┌────────

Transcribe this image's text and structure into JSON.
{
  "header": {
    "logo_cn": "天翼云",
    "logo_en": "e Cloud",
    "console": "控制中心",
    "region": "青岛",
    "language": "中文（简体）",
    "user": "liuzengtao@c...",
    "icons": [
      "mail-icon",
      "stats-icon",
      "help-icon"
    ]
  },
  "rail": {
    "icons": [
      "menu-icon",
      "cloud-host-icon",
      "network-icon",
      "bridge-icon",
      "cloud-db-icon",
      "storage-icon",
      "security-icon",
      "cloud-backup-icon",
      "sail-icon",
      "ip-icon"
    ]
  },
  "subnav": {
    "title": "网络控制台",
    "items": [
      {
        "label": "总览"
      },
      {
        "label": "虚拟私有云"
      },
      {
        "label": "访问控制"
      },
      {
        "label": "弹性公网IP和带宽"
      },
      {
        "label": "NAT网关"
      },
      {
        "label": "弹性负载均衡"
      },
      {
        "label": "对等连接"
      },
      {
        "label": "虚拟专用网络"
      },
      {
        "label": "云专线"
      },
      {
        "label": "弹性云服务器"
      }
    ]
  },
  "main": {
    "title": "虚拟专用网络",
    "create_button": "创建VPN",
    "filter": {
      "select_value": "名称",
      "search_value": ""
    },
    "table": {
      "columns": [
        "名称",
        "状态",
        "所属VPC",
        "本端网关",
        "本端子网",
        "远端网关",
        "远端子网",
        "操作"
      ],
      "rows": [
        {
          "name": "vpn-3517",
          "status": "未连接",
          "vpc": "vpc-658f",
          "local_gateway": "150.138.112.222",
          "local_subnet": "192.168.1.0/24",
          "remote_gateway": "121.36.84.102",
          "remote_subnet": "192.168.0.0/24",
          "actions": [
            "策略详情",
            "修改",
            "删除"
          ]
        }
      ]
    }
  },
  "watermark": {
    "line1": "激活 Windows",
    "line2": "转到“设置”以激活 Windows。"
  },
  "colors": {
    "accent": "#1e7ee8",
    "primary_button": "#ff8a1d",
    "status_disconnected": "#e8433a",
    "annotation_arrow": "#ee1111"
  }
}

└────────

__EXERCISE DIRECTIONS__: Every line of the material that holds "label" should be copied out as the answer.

__SOLUTION TO THIS TASK__:
        "label": "总览"
        "label": "虚拟私有云"
        "label": "访问控制"
        "label": "弹性公网IP和带宽"
        "label": "NAT网关"
        "label": "弹性负载均衡"
        "label": "对等连接"
        "label": "虚拟专用网络"
        "label": "云专线"
        "label": "弹性云服务器"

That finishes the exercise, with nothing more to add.